108 helplines is too many
A coroner has recommended the Government push forward with a review of the country's 108 helplines after a woman's early morning "cry for help" went unanswered.
Hastings woman Tracey Ann Ridley, 30, died from a prescription drugs and alcohol overdose, a report released by Coroner Garry Evans today states.
However, in the report Evans ruled he did not have the evidence to conclude whether Ridley's death was an accident or whether she overdosed with the intent to end her own life - due to her various calls to helplines.
The inquiry details a personal crisis that prompted her to lock herself in her bathroom and start to overdose in the early hours of 28 December 2012. She made calls to her loved ones, who alerted police.
One friend told the inquiry she had called Ridley and was told she had phoned Crisis Line but nobody had answered.

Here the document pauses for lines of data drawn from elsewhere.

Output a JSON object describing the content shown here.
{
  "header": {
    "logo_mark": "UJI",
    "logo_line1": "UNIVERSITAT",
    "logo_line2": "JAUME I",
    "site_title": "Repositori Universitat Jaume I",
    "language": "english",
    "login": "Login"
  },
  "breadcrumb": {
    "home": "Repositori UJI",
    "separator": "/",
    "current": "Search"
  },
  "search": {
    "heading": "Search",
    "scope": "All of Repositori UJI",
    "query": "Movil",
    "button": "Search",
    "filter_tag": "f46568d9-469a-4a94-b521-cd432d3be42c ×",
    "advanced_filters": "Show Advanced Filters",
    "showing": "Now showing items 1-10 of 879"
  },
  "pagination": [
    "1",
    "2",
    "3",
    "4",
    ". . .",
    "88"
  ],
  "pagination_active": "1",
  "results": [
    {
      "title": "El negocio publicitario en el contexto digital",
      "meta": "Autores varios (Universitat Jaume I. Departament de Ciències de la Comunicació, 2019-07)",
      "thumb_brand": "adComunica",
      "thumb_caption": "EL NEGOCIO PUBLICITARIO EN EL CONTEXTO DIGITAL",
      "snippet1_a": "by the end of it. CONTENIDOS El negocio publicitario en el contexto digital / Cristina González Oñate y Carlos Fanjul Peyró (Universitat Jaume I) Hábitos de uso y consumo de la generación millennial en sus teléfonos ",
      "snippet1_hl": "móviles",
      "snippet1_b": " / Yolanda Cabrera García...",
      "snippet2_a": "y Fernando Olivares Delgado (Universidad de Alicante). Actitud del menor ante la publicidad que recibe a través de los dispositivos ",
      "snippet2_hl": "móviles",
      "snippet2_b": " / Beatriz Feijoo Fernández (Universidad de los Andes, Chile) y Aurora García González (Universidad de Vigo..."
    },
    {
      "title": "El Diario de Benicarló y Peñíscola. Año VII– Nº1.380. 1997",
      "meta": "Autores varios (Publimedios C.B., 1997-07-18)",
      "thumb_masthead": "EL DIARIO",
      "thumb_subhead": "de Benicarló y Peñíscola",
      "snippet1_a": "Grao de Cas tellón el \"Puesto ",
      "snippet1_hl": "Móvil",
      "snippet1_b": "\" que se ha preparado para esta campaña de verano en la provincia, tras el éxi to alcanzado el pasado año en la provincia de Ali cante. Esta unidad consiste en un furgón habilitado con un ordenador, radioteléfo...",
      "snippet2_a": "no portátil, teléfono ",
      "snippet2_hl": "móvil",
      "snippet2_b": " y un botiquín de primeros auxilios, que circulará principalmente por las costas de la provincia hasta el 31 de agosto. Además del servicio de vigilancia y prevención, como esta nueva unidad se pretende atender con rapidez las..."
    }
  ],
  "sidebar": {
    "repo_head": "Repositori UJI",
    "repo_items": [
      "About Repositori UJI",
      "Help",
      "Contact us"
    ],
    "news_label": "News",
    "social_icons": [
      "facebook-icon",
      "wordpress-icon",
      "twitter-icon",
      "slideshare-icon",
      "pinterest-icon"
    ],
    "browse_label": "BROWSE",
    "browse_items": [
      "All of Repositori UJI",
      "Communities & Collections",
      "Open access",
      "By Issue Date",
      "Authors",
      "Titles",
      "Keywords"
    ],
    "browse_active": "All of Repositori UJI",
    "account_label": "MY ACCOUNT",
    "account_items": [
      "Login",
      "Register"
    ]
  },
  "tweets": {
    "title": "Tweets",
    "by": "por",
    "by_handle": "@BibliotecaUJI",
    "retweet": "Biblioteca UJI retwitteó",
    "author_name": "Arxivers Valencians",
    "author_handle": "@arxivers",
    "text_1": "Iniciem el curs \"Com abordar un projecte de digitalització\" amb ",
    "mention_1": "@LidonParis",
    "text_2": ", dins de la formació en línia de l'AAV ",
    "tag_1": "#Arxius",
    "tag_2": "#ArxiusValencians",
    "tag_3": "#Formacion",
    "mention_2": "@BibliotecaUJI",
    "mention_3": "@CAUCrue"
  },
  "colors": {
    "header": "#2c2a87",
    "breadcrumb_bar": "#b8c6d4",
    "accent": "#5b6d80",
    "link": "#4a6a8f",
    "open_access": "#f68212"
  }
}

Ridley's brother and police soon arrived to find her unconscious.
Ambulance paramedics tried to save her but she could not be revived and died at her home.
Testimony delivered to the inquiry shows Ridley's loved ones believed she did not want to die, as she had made phone calls to them and to helplines.
However, Evans said police evidence that those calls to helplines went unanswered was a concern as her actions pointed toward ''a cry for help.''
Police told the inquiry Ridley had made a 2.05am phone call to the National Depression Helpline. Three minutes later she called the Alcohol Drug Helpline. The coroner's report said both calls were of short duration and it appeared neither was answered.
A policeman called the Ministry of Health-operated Alcohol Drug Helpline outside its manned hours of 8am to midnight and was connected to voicemail.
A letter to police in the coroner's report from 24/7 helpline provider Lifeline Aotearoa explained its calls were shared among nine centres around NZ, and were answered by volunteer counsellors.
Lifeline's manager Paula Polkinghorne wrote that call volumes fluctuated and in busy times some calls could not be immediately answered.
She said there were 108 helplines nationwide and recognised the opportunity to reduce that number and streamline the service - if the Government supported the infrastructure.
Polkinghorne wrote that the creation of one national ''wellbeing'' number would be a better option and that Lifeline is already working toward that goal.
A Ministry of Social Development representative told the inquiry that officials were already preparing a review plan which they had been due to present to Minister Paula Bennett by the end of last month. It recommended the Government consolidate the country's helplines.
Coroner Evans recommended that the review should include a reduction in the numbers of helplines, and that a 24/7 triage call centre be created to sort callers by priority and the type of assistance or advice needed before connecting them to the appropriate service.
The Dominion Post